Expression

Disruption of telephone and internet networks

Between 23rd and 27th October 2020, internet and telephone networks were severely disrupted in Guinea. Network data from NetBlock's internet observatory confirmed that national connectivity of leading operator Orange was severely disrupted, with connectivity at a nine percent of normal levels. Partial restrictions - restricting access to social media and platforms - were experienced on the networks of MTN and Cellcom. The internet and telephone restrictions started on the morning of 23rd October, as the country was expecting the announcement of official electoral results. 

Four radio stations, one online news outlet suspended

On 18th October 2020, the governor of Kankan Sadou Camara ordered the suspension of four local radio stations - Futur Media, Baobab Media, Horizon FM, Milo FM and Nabaya FM while they were broadcasting live feeds on electoral results from the Conakry-based Sabari FM. According to the Media Foundation for West Africa (MFWA), it took the intervention of the Union of Independent Radio and Television of Guinea (URTELGUI) before the governor revoked his decision. 

Meanwhile on the same day, Guinea's national media regulator Haute Autorité de la Communications (HAC) suspended the online news outlet Guineematin.com for one month for having broadcast live, on its Facebook page, vote counting operations in a polling station. On 2nd November 2020, the HAC lifted its suspension. 

Journalists attacked

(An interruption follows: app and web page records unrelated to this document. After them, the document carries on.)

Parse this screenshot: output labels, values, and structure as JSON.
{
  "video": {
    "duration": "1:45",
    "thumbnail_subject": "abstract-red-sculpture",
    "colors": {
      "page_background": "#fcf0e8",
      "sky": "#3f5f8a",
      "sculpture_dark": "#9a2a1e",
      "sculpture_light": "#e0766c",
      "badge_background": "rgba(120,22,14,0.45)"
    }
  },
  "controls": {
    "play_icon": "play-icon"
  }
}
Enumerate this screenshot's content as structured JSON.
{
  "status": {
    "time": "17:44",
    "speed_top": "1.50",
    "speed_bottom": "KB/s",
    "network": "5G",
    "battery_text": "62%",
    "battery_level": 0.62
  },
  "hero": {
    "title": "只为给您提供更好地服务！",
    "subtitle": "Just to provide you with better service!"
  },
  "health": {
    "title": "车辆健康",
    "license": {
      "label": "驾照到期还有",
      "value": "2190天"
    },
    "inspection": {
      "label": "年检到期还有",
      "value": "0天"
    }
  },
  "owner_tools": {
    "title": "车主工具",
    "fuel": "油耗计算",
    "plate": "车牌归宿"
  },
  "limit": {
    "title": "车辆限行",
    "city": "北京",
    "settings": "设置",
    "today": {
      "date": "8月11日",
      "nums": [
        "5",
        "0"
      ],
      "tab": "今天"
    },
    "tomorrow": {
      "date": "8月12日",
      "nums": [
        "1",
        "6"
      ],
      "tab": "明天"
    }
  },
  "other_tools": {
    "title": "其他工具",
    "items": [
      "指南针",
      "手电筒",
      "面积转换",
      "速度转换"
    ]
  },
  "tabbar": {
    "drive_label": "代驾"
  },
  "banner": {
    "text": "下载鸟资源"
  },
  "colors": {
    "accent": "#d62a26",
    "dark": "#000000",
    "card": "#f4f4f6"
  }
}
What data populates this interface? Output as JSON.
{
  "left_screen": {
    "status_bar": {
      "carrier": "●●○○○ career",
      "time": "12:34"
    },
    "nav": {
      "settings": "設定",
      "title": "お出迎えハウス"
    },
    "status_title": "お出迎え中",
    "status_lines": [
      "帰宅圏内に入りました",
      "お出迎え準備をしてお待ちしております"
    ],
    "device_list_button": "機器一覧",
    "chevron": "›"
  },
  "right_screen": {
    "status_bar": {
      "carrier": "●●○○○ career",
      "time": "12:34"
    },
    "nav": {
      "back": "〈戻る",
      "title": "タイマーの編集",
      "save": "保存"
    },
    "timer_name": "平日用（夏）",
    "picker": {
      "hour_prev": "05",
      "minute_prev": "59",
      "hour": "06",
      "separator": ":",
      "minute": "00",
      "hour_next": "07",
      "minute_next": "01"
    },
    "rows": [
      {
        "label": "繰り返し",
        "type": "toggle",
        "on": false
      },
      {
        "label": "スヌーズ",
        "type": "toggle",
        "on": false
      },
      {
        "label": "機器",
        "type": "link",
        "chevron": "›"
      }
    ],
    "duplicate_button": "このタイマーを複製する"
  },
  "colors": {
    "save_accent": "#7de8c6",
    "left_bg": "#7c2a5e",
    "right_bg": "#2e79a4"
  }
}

According to MFWA, journalists of Guineematin.com, who were covering the campaign of opposition leader Cellou Dalein Diallo, were attacked by political party thugs on 13th October 2020 in Kankan. Projectiles were thrown at their car and they escaped when one perpetrator took out a petrol bomb.